Christine Amon displays a luxurious mezzo-soprano as Julie’s friend Carrie, as she and Maria Lindsey as Julie sing the warm, welcoming number You’re a Queer One, Julie Jordan, or by herself on the winsome ballad, Mister Snow. Lindsey sparkles in the romantic duet If I Loved You with Wes Mason as the roguish charmer Billy Bigelow.
Not to be outdone is Anthony Webb, whose powerful tenor expresses the depth of Enoch Snow’s love for Carrie as well as his own ambitions on When the Children Are Asleep. Mason shines as well with the delightful Soliloquy, in which Bigelow extrapolates about his role as a dad for “young Bill” or a ‘father’ for his not-yet-born daughter, a tune that showcases both Mason’s fine voice and his nice turn acting the role of the ill-fated barker.
Page elicits strong efforts from Debby Lennon as Mrs. Mullin, the widowed owner of the carnival who carries a poorly hidden, lustful torch for Billy, and Merry Keller as Julie’s kind-hearted cousin Nettie, who showcases one of the show’s most famous numbers, You’ll Never Walk Alone.
Robert McNichols Jr. grandly fills the roles of the fancy Mr. Bascombe, the kindly “Starkeeper” who allows Billy another chance to earn his heavenly reward and Dr. Seldon, the wise town doctor who gives advice to the graduating class of high school seniors.
Andrew Wannigman makes the most of the role of the low-life sailor, Jigger, while Caylee McGlasson and Emma Gassett capably portray Julie’s and Billy’s daughter Louise and her balletic counterpart, respectively, in the Billy Makes a Journey dance in the second act, which originally was conceived by Agnes de Mille and here is choreographed poignantly by Yvonne Meyer Hare.
Union Avenue’s stylish production also features a smart set designed by Patrick Huber which allows for a clambake outing or a whaling vessel as well as the midway setting, all matched by Huber’s lighting.
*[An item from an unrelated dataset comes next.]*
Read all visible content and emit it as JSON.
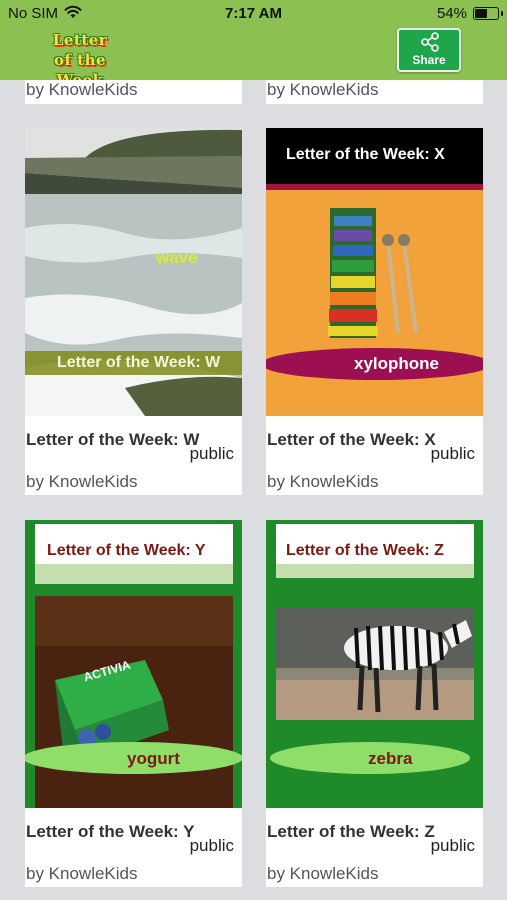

Teresa Doggett’s costumes are especially fitting for the latter-year Enoch and Carrie, dressed in their Sunday finery after returning from a trip to New York City paid for by the fishing magnate. Properties master Laura Skroska provides a variety of pieces that seem fitting for 1873 New England.
Thanks to Schoonover and the Union Avenue Orchestra, Rodgers’ melodious score is handsomely reproduced with an exquisite sound suitable for the splendid acoustics of the venue.
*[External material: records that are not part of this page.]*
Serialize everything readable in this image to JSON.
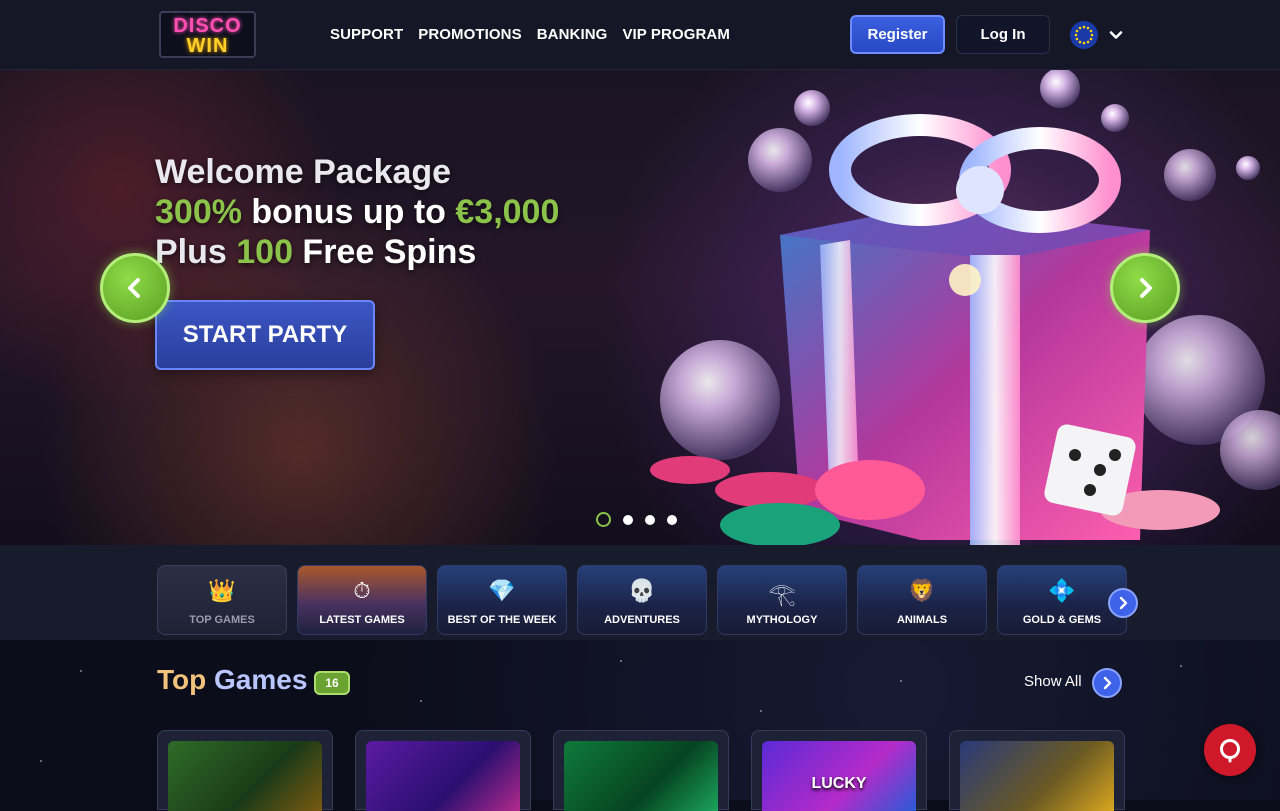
{
  "header": {
    "logo_line1": "DISCO",
    "logo_line2": "WIN",
    "nav": [
      "SUPPORT",
      "PROMOTIONS",
      "BANKING",
      "VIP PROGRAM"
    ],
    "register_label": "Register",
    "login_label": "Log In",
    "language_icon": "eu-flag-icon"
  },
  "hero": {
    "line1": "Welcome Package",
    "line2_highlight": "300%",
    "line2_text": " bonus up to ",
    "line2_amount": "€3,000",
    "line3_text": "Plus ",
    "line3_highlight": "100",
    "line3_rest": " Free Spins",
    "cta_label": "START PARTY",
    "slide_count": 4,
    "active_slide": 1
  },
  "categories": [
    {
      "label": "TOP GAMES",
      "icon": "crown-icon",
      "glyph": "👑"
    },
    {
      "label": "LATEST GAMES",
      "icon": "stopwatch-icon",
      "glyph": "⏱"
    },
    {
      "label": "BEST OF THE WEEK",
      "icon": "diamond-icon",
      "glyph": "💎"
    },
    {
      "label": "ADVENTURES",
      "icon": "pirate-skull-icon",
      "glyph": "💀"
    },
    {
      "label": "MYTHOLOGY",
      "icon": "pharaoh-icon",
      "glyph": "𓂀"
    },
    {
      "label": "ANIMALS",
      "icon": "lion-icon",
      "glyph": "🦁"
    },
    {
      "label": "GOLD & GEMS",
      "icon": "gems-icon",
      "glyph": "💠"
    }
  ],
  "top_games": {
    "title_part1": "Top",
    "title_part2": "Games",
    "count": "16",
    "show_all_label": "Show All",
    "games": [
      {
        "name": "",
        "thumb_class": "g1"
      },
      {
        "name": "",
        "thumb_class": "g2"
      },
      {
        "name": "",
        "thumb_class": "g3"
      },
      {
        "name": "LUCKY",
        "thumb_class": "g4"
      },
      {
        "name": "",
        "thumb_class": "g5"
      }
    ]
  },
  "colors": {
    "accent_green": "#8bc34a",
    "accent_blue": "#3e63e8",
    "chat_red": "#d0182b",
    "header_bg": "#151726"
  }
}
Between Page’s well-paced direction and Schoonover’s precise reading of the score, this impeccable rendition of Carousel entertains like a well-oiled merry-go-round, full of charm and memories of a bygone era and anchored by a timeless love story.
Company: Union Avenue Opera
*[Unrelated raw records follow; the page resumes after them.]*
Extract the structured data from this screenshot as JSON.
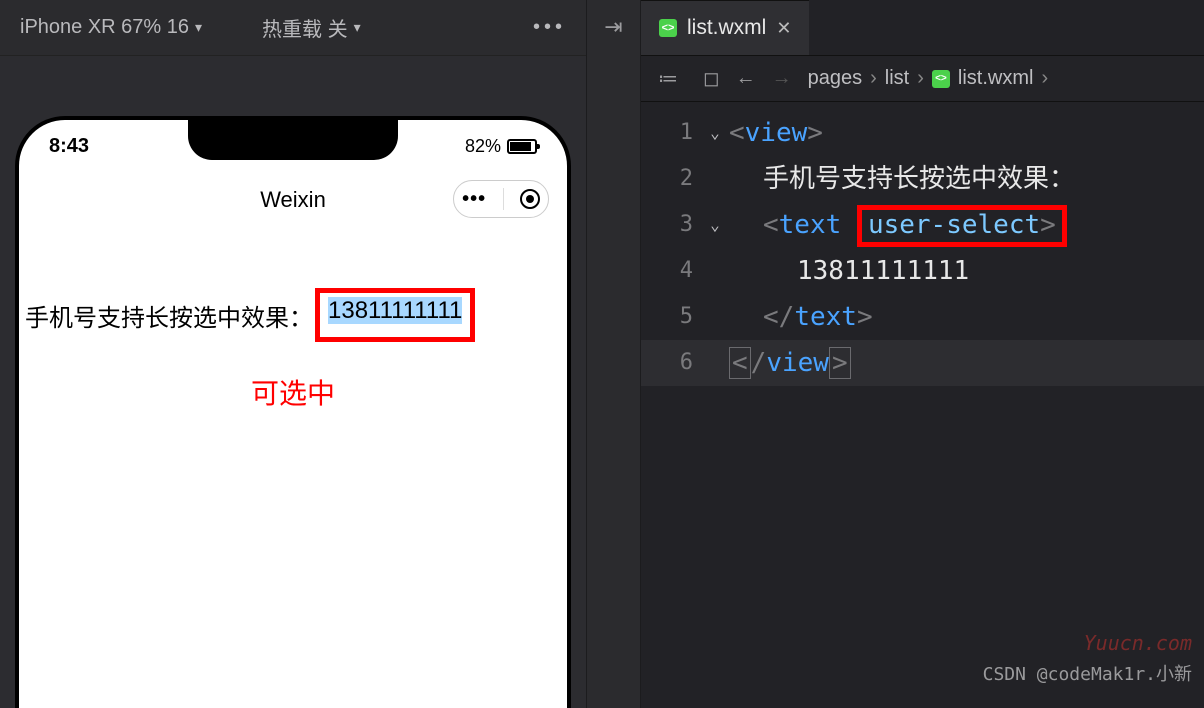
{
  "sim_toolbar": {
    "device_label": "iPhone XR 67% 16",
    "hot_reload_label": "热重载 关"
  },
  "phone": {
    "time": "8:43",
    "battery_pct": "82%",
    "app_title": "Weixin",
    "line_label": "手机号支持长按选中效果：",
    "phone_number": "13811111111",
    "annotation": "可选中"
  },
  "editor": {
    "tab_filename": "list.wxml",
    "breadcrumbs": {
      "p1": "pages",
      "p2": "list",
      "p3": "list.wxml"
    },
    "lines": {
      "l1_tag": "view",
      "l2_text": "手机号支持长按选中效果：",
      "l3_tag": "text",
      "l3_attr": "user-select",
      "l4_text": "13811111111",
      "l5_tag": "text",
      "l6_tag": "view"
    },
    "linenums": {
      "n1": "1",
      "n2": "2",
      "n3": "3",
      "n4": "4",
      "n5": "5",
      "n6": "6"
    }
  },
  "watermark": "Yuucn.com",
  "credit": "CSDN @codeMak1r.小新"
}
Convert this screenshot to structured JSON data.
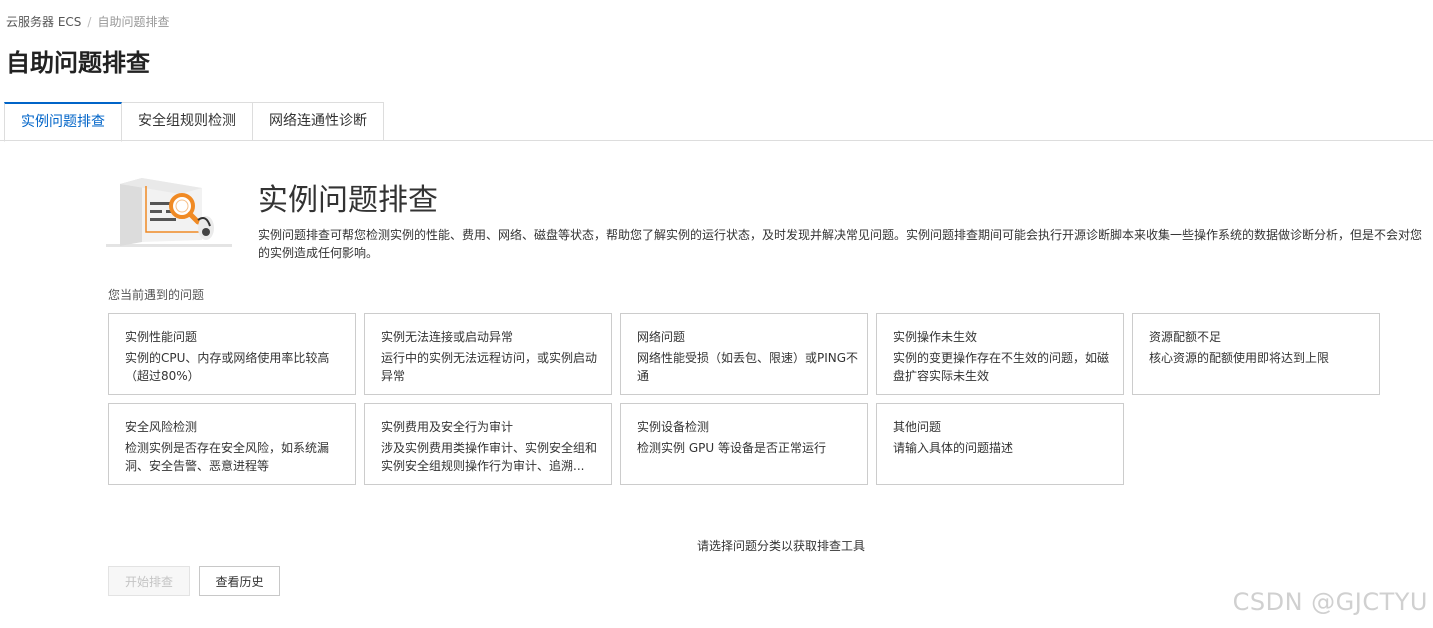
{
  "breadcrumb": {
    "root": "云服务器 ECS",
    "separator": "/",
    "current": "自助问题排查"
  },
  "page_title": "自助问题排查",
  "tabs": [
    {
      "label": "实例问题排查",
      "active": true
    },
    {
      "label": "安全组规则检测",
      "active": false
    },
    {
      "label": "网络连通性诊断",
      "active": false
    }
  ],
  "hero": {
    "title": "实例问题排查",
    "description": "实例问题排查可帮您检测实例的性能、费用、网络、磁盘等状态，帮助您了解实例的运行状态，及时发现并解决常见问题。实例问题排查期间可能会执行开源诊断脚本来收集一些操作系统的数据做诊断分析，但是不会对您的实例造成任何影响。",
    "illustration_icon": "diagnosis-magnifier-illustration"
  },
  "section_label": "您当前遇到的问题",
  "cards": [
    {
      "title": "实例性能问题",
      "desc": "实例的CPU、内存或网络使用率比较高（超过80%）"
    },
    {
      "title": "实例无法连接或启动异常",
      "desc": "运行中的实例无法远程访问，或实例启动异常"
    },
    {
      "title": "网络问题",
      "desc": "网络性能受损（如丢包、限速）或PING不通"
    },
    {
      "title": "实例操作未生效",
      "desc": "实例的变更操作存在不生效的问题，如磁盘扩容实际未生效"
    },
    {
      "title": "资源配额不足",
      "desc": "核心资源的配额使用即将达到上限"
    },
    {
      "title": "安全风险检测",
      "desc": "检测实例是否存在安全风险，如系统漏洞、安全告警、恶意进程等"
    },
    {
      "title": "实例费用及安全行为审计",
      "desc": "涉及实例费用类操作审计、实例安全组和实例安全组规则操作行为审计、追溯..."
    },
    {
      "title": "实例设备检测",
      "desc": "检测实例 GPU 等设备是否正常运行"
    },
    {
      "title": "其他问题",
      "desc": "请输入具体的问题描述"
    }
  ],
  "hint": "请选择问题分类以获取排查工具",
  "buttons": {
    "start": "开始排查",
    "history": "查看历史"
  },
  "watermark": "CSDN @GJCTYU",
  "colors": {
    "accent": "#0064c8",
    "illustration_orange": "#f08a24"
  }
}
Venue: Union Avenue Christian Church, 733 North Union Blvd.
Dates: August 4, 5
Tickets: $30 to $55; contact 361-2881 or unionavenueopera.org
Rating: A 5 on a scale of 1-to-5.
Photos courtesy of John Lamb